Staunton, April 9 – Pilar Bonet, the longtime Russian correspondent of Madrid’s El Pais newspaper, says that she has been shocked by how easy it has been for Soviet-style conformity to make a comeback under Vladimir Putin, a comeback that reflects more changes in the environment in which Russians live than in the Russians themselves.
In an interview with Svetlana Reyter of the Colta news portal, the respected observer of the Russian scene says that in recent times “it has become more difficult to find information or to speak with sources.
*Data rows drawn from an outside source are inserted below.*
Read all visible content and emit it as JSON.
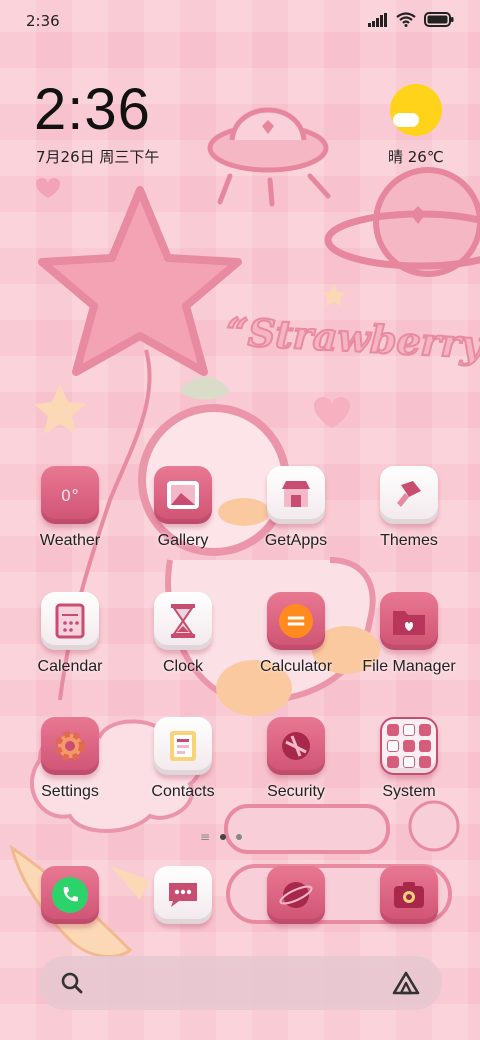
{
  "status_bar": {
    "time": "2:36"
  },
  "clock_widget": {
    "time": "2:36",
    "date": "7月26日 周三下午"
  },
  "weather_widget": {
    "text": "晴 26℃"
  },
  "wallpaper": {
    "title": "“Strawberry”"
  },
  "apps": [
    {
      "label": "Weather",
      "icon": "weather-icon",
      "glyph": "0°"
    },
    {
      "label": "Gallery",
      "icon": "gallery-icon"
    },
    {
      "label": "GetApps",
      "icon": "getapps-icon"
    },
    {
      "label": "Themes",
      "icon": "themes-icon"
    },
    {
      "label": "Calendar",
      "icon": "calendar-icon"
    },
    {
      "label": "Clock",
      "icon": "clock-icon"
    },
    {
      "label": "Calculator",
      "icon": "calculator-icon",
      "glyph": "="
    },
    {
      "label": "File Manager",
      "icon": "file-manager-icon"
    },
    {
      "label": "Settings",
      "icon": "settings-icon"
    },
    {
      "label": "Contacts",
      "icon": "contacts-icon"
    },
    {
      "label": "Security",
      "icon": "security-icon"
    },
    {
      "label": "System",
      "icon": "system-folder-icon"
    }
  ],
  "dock": [
    {
      "icon": "phone-icon"
    },
    {
      "icon": "messages-icon"
    },
    {
      "icon": "browser-icon"
    },
    {
      "icon": "camera-icon"
    }
  ],
  "colors": {
    "accent_pink": "#d65c7c",
    "sun": "#ffd319",
    "phone_green": "#2bd46a"
  }
}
As in Soviet times, people are suspicious of journalists and the number of sources is shrinking” (colta.ru/articles/society/17755).
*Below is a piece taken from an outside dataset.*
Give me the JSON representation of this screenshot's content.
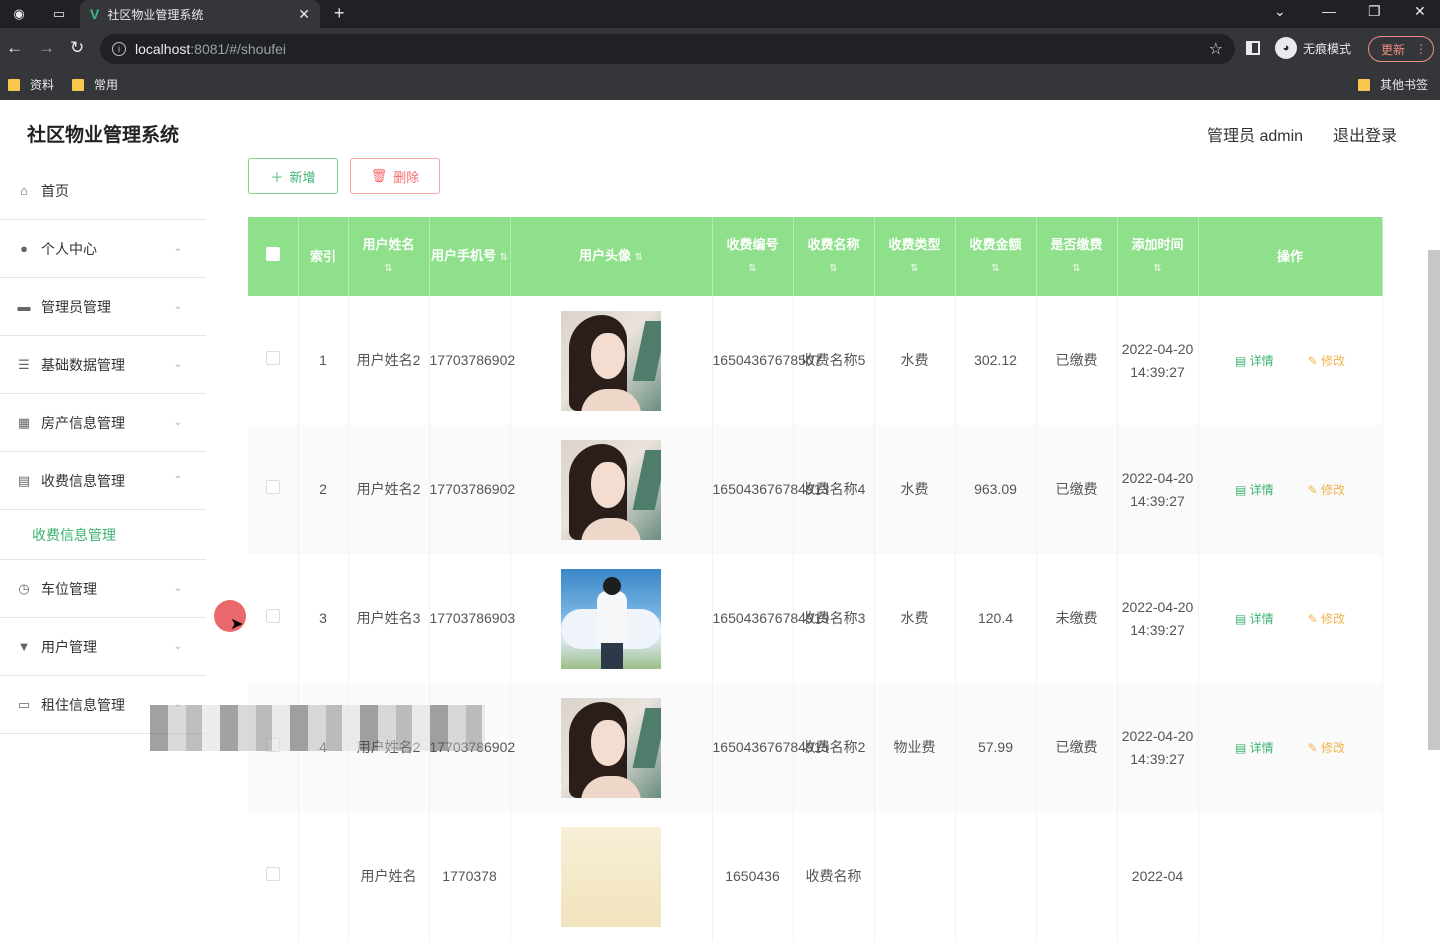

But that is not the most important change, Bonet continues, noting that she “is struck by how people who were normal in the past have in breathtaking fashion made the transition” back to Soviet practices including double standards, hypocrisy and the elevation of the state to the status of the most important thing in their lives
One can understand why some people do this: they have their families and their careers to think about, she says. “But it is shocking how easily Soviet-style conformity has returned. People who think and understand are playing in some kind of a theater” in which they know how they are expected to speak and act even though “internally, they have remained the same.”
That is true not just in Moscow but across the country, Bonet says, a journalist who has distinguished herself from other foreign correspondents by her frequent travels not only throughout the Russian Federation but also in the former Soviet republics. She adds that she couldn’t have remained in Russia so long if this larger space did not exist.
Indeed, she says, her travels outside of Moscow are “in a certain sense, a continuing search for answers” to questions that arise from living in the Russian capital.
Bonet says that “the imperial factor is very strong in Russia,” and it is far from clear when it will be overcome. But Putin’s statement in his address to the Federal Assembly that “when the Soviet Union collapsed, Russia lost a certain amount of territory and population” is worrisome because “Russia didn’t lose anything.”
“Even according to the USSR Constitution, this was a federal country, the republics of which had the right to leave the federation. That is exactly what they did in 1991. The republics acquired freedom, although it is another question how they have used it. But expressions of regret about the Soviet Union’s end together with pictures of new weapons is frightening.”
Asked why there has been a breakdown in relations between Russia and the West, Bonet suggests that “the current leadership of Russia has a large number of complexes. It seems to [her],” she says, “that they do not love themselves. At the same time, they want others to love them, but to promote this, their main instrument is only fear.”
One must remember, Bonet continues, “that Russia is not only Putin” and not only Moscow. Outsiders must consider more than Putin when they think about Russia, and those who cover that country must “get out of Moscow and consider things from a different point of view, especially now.”
And journalists must tell the truth, carefully distinguishing between “those whose who seek truth from propagandists. Recently, the two roles have been so mixed together that we do not know where the one ends and the other begins.” But despite the time pressures the Internet imposes, journalists along with others must make an effort to do so, she concludes.